Step 5: Pacing

  • Don’t try to stay awake through the entire event. Even if you make it, no one wants to see a zombie talk through a Powerpoint.
  • Try  to balance your teammates. If anyone is having trouble, consider  modifying individual load or finding alternative solutions to a task.
  • Schedule regular checkins to make sure everyone is making progress and feeling okay.
  • Make  time to visit recruiter/sponsor tables and connect with other teams. If  you don’t finish the hackathon with an empty bottle of Soylent and at  least 5 new laptop stickers, it doesn’t count.

When we  first started coding, most of our Friday night had already gone by.  There were only about 36 hours until the pitch. Before we went to work,  the team drew a few quick mockups of what the app layout would look  like. This design left a lot to the imagination and each component would  be finalized by the person tasked to build it. In hindsight it would’ve  been better to spend more time on that phase. Nevertheless, inspired  and motivated, the team went to work. Thita and Xin began building and  integrating the login screen/accounts, John and I worked on the main qr  code/scanning screen, and Sang managed to put together the many pages  involved in funding/purchasing a ride. We would meet every few hours to  get a check on the overall progress. We also took turns taking short  naps. In the final hours, the team agreed that the presentation would be  incomplete without a scanning system. Using an Expo demo we found online, we  were able to very quickly build a simple QR code scanner and add a few  lines of verification code. (After scanning, it simply flashed green if a  code was valid and red if it wasn’t.)

Step 6: The Presentation

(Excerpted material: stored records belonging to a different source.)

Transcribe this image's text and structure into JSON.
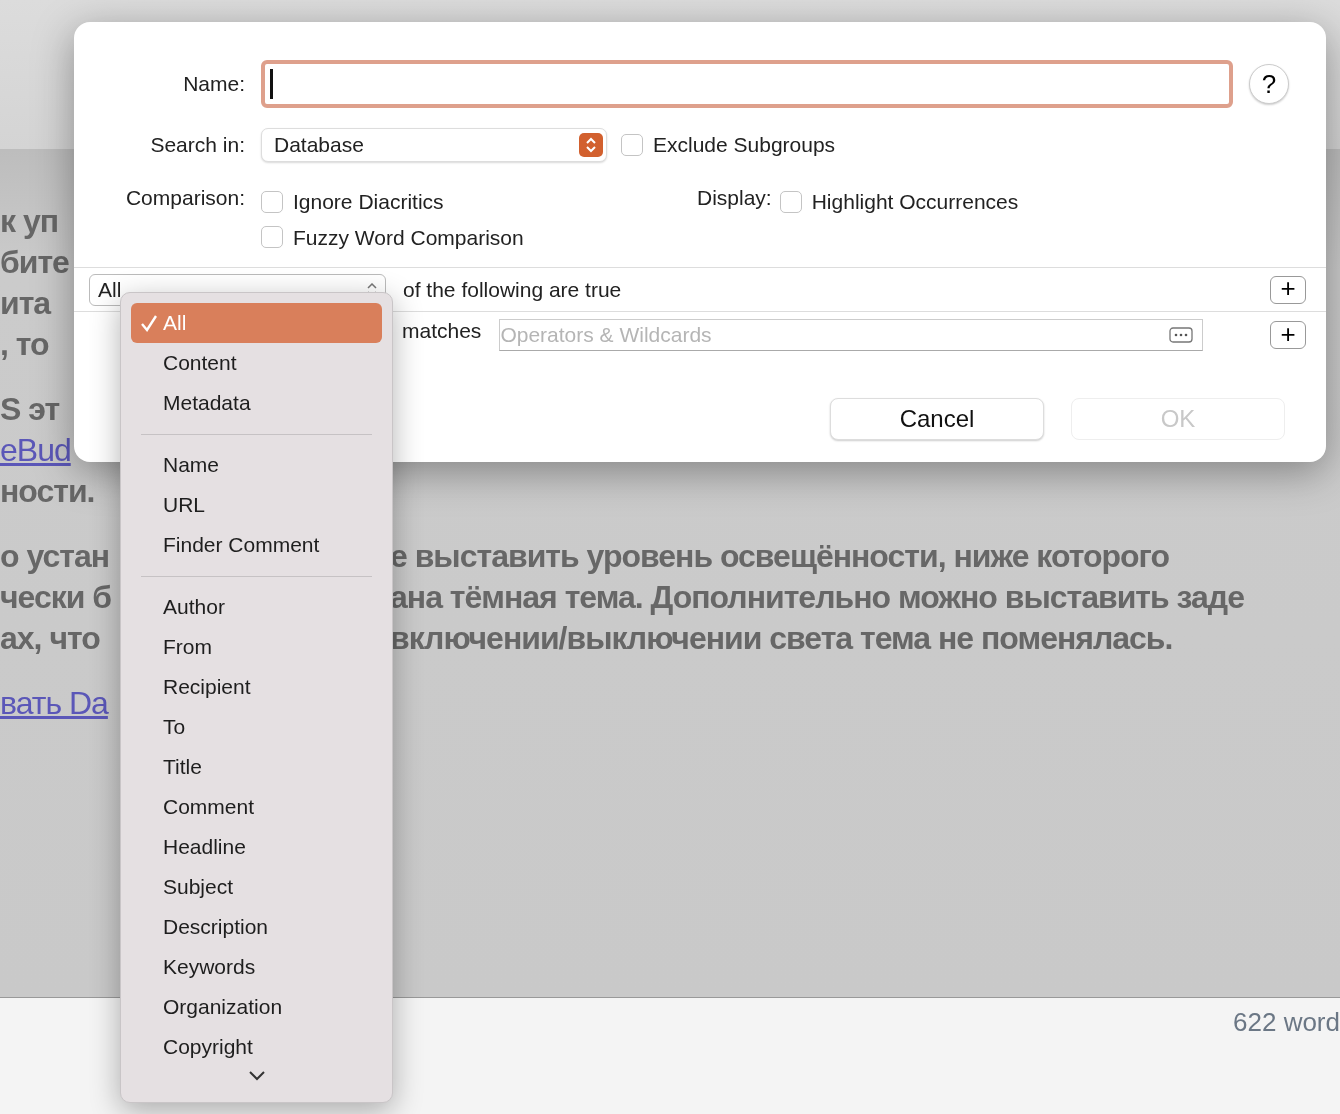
{
  "document": {
    "lines": [
      {
        "kind": "text",
        "left": "к уп"
      },
      {
        "kind": "text",
        "left": "бите"
      },
      {
        "kind": "text",
        "left": "ита"
      },
      {
        "kind": "text",
        "left": ", то"
      },
      {
        "kind": "gap"
      },
      {
        "kind": "text",
        "left": "S эт"
      },
      {
        "kind": "link",
        "left": "eBud"
      },
      {
        "kind": "text",
        "left": "ности."
      },
      {
        "kind": "gap"
      },
      {
        "kind": "text",
        "left": "о устан",
        "right": "е выставить уровень освещённости, ниже которого"
      },
      {
        "kind": "text",
        "left": "чески б",
        "right": "ана тёмная тема. Дополнительно можно выставить заде"
      },
      {
        "kind": "text",
        "left": "ах, что",
        "right": "включении/выключении света тема не поменялась."
      },
      {
        "kind": "gap"
      },
      {
        "kind": "link",
        "left": "вать Da"
      }
    ],
    "word_count": "622 word"
  },
  "dialog": {
    "name_label": "Name:",
    "help_button": "?",
    "search_in_label": "Search in:",
    "search_in_value": "Database",
    "exclude_subgroups": {
      "label": "Exclude Subgroups",
      "checked": false
    },
    "comparison_label": "Comparison:",
    "comparison_options": [
      {
        "label": "Ignore Diacritics",
        "checked": false
      },
      {
        "label": "Fuzzy Word Comparison",
        "checked": false
      }
    ],
    "display_label": "Display:",
    "display_options": [
      {
        "label": "Highlight Occurrences",
        "checked": false
      }
    ],
    "criteria": {
      "quantifier": "All",
      "suffix": "of the following are true",
      "add_button": "+"
    },
    "condition": {
      "operator": "matches",
      "placeholder": "Operators & Wildcards",
      "add_button": "+"
    },
    "buttons": [
      {
        "label": "Cancel",
        "disabled": false
      },
      {
        "label": "OK",
        "disabled": true
      }
    ]
  },
  "menu": {
    "items": [
      {
        "kind": "item",
        "label": "All",
        "selected": true
      },
      {
        "kind": "item",
        "label": "Content",
        "selected": false
      },
      {
        "kind": "item",
        "label": "Metadata",
        "selected": false
      },
      {
        "kind": "separator"
      },
      {
        "kind": "item",
        "label": "Name",
        "selected": false
      },
      {
        "kind": "item",
        "label": "URL",
        "selected": false
      },
      {
        "kind": "item",
        "label": "Finder Comment",
        "selected": false
      },
      {
        "kind": "separator"
      },
      {
        "kind": "item",
        "label": "Author",
        "selected": false
      },
      {
        "kind": "item",
        "label": "From",
        "selected": false
      },
      {
        "kind": "item",
        "label": "Recipient",
        "selected": false
      },
      {
        "kind": "item",
        "label": "To",
        "selected": false
      },
      {
        "kind": "item",
        "label": "Title",
        "selected": false
      },
      {
        "kind": "item",
        "label": "Comment",
        "selected": false
      },
      {
        "kind": "item",
        "label": "Headline",
        "selected": false
      },
      {
        "kind": "item",
        "label": "Subject",
        "selected": false
      },
      {
        "kind": "item",
        "label": "Description",
        "selected": false
      },
      {
        "kind": "item",
        "label": "Keywords",
        "selected": false
      },
      {
        "kind": "item",
        "label": "Organization",
        "selected": false
      },
      {
        "kind": "item",
        "label": "Copyright",
        "selected": false
      }
    ]
  }
}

  • Create  a logo/cover image. This is usually overlooked but is necessary in most  hackathon submission systems like Devpost. A good logo can sway the  judges a great deal.
  • Either decide on a single person who will present or give every member of your team even time.
  • Make  sure to include a problem statement, market fit, a tech stack flow  chart, and ways you could expand your project going forward.
  • Don’t forget a ‘team page’ mentioning contact information for every member.
  • Don’t read directly off the slides.
  • Give  the judges a chance to participate. If you built for a mobile platform,  give them a phone to perform a certain action. For web apps, consider  letting them dictate some of the session flow.

With  four hours left on the clock, we paused all software development to  focus on the presentation. We had to pack everything we had done into a  three-minute pitch. We decided that every member of the team would get a  chance to speak and cover their own section. Sang started by  introducing our team and describing the issues that plagued the MTA. He  explained the inefficiencies of Metrocards and their effects on the  environment. Sang also walked through what needed to be done to fix the  system. Xin gave a brief overview of our main goals and the reasons why  we chose a QR Code-based approach. John jumped in to give a more  specific explanation of each step of the user flow including entering a  station and buying a ride. Having suffered through a cold a few days  before, I had lost my voice and did my best to describe the technologies  we had used and the flow of data throughout the platform. Demo time!  Xin took over again to describe each step as I gave the judges a close  up look at our build.

Step 7: The Finale

  • Be respectful and cheer for other teams as they go up to present their projects.
  • Make sure to thank the hosts, judges, and sponsors before heading home.
  • Get connected —add other participants on LinkedIn or other social media/professional networking channels.
  • Be proud of the amazing work you’ve been able to accomplish over a short weekend.

That’s it for our guide to winning a hackathon! Thank you to CUNY Startups and Baruch College for hosting the event. We appreciate all of the  great sponsors — Facebook, Google, Codecademy, IBM, and Protohack — for  funding the hackathon and handing out great swag. And finally, thank you  to the amazing mentors from around the industry who came to teach us  new APIs, platforms, and general skills. For any questions regarding the  project or winning a hackathon, feel free to reach out to anyone on the  team. All project source is available on Github.